Shane Southwell reportedly has a new gig.
Southwell, a former Kansas State men’s basketball player who recently was promoted to the program’s director of student-athlete development, will head to Pennsylvania. According to a report from CBS Sports college basketball insider Jon Rothstein, Southwell will become an assistant coach on Andrew Toole’s staff. Rothstein reported that Southwell replaces Tray Woodall, who left to take a job at St. Bonaventure.
A K-State men’s basketball spokesman declined to comment on the move, as it has not become official. Robert Morris has not publicly announced Southwell’s hire, either.

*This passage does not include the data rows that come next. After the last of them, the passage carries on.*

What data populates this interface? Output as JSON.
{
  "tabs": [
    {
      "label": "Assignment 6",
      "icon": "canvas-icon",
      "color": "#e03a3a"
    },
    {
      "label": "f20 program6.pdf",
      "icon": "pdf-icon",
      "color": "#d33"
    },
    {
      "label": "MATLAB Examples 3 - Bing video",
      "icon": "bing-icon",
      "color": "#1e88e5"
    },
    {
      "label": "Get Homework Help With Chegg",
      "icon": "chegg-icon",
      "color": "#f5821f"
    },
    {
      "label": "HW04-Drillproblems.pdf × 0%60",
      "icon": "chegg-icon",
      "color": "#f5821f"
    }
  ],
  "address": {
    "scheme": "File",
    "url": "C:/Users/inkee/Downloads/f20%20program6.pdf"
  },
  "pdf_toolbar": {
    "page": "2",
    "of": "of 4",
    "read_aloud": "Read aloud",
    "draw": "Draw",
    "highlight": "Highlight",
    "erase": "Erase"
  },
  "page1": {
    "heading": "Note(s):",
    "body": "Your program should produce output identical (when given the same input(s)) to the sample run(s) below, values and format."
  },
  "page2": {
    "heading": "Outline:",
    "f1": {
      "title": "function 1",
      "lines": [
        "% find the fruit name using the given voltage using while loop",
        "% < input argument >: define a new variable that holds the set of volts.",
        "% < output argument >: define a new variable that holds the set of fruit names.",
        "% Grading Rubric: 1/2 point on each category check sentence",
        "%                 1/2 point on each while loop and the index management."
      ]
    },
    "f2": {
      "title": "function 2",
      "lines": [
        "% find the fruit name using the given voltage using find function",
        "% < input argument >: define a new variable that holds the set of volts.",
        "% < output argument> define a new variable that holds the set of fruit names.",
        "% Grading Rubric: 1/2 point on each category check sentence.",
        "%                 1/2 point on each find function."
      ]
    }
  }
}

Southwell himself, however, already has changed his Twitter account to note his new title. It reads, “Assistant Coach at Robert Morris University!” He also retweeted multiple tweets congratulating him on the move.
A four-year standout for the Wildcats from 2010 to 2014, Southwell spent the past two seasons as one of the program’s two graduate student managers.
After K-State assistant Chester Frazier left in April for the same position at Virginia Tech, Wildcats head coach Bruce Weber promoted Jermaine Henderson to take Frazier’s role. At the same time, Weber also tabbed Southwell for Henderson’s former role as the program’s student-athlete development director.
“I’m obviously blessed for the opportunity to continue my coaching career at my alma mater,” Southwell said in a release May 17. “It has been a rewarding experience the past two years as a graduate assistant and I’m exciting about taking this next step as the director of student-athlete development and helping our players off the court.”
Weber was similarly excited for Southwell to continue his career in Manhattan.
“As a player, you knew that Shane had the potential to be an excellent coach,” Weber said. “He had a great feel and IQ for the game of basketball. He did an excellent job as a graduate assistant relating to our players and learning the game. There is no doubt that he is a true student of the game of basketball. It is always good to have a former player on your staff who not only can relate to the current players, but also has a special pride for Kansas State and our basketball program.”
Both Weber and Southwell were part of an undefeated run to the gold medal for the United States team at the FIBA U19 World Cup last month in Greece. Weber was the team’s head coach while Southwell served as the video coordinator.
A native of the Bronx, Southwell was a graduate student manager the past two years as the Wildcats posted consecutive 25-win campaigns for the first time in school history. His primary duties involved the initial breakdown of video, the gathering of scouting information and coordinating film exchange.
Southwell was a four-year (2010-14) standout for K-State, helping the Wildcats advance to four consecutive NCAA Tournaments and capture the school’s first-ever Big 12 Championship in 2012-13. He ended his career with 92 wins, tied for ninth most in school history. An All-Big 12 honorable mention in 2013, he started 26 of 33 games, averaging 8.4 points, 3.8 rebounds, 2.5 assists and 1.1 steals per game as a junior. He finished his career among the school’s top 10 in three categories, ranking just outside the career top 10 in games played (126) and assists (271).
Southwell is one of just six players in school history to be part of conference championship teams as both a player and a member of the coaching staff, joining Ernie Barrett, Bill Guthridge, Lon Kruger, Howard Shannon and Darryl Winston.
He joined K-State after a decorated high school career at New York City powerhouse Rice High. A Rivals150 selection, Southwell led the Raiders to a 21-6 record and a final ranking of No. 4 in the city by the New York Post in 2009-10. He guided Rice to 46 wins as a junior and senior, including the 2009 Class AA state championship.
After graduating from K-State, Southwell played professionally in Mexico, Australia and Switzerland. He most recently played for Winterthur in the Swiss LNA in 2017, averaging 15.1 points, 5.4 rebounds and 3.4 assists per game.
He earned his bachelor’s degree in communications studies from K-State in 2014 and his master’s degree in college student personnel and intercollegiate athletics in May.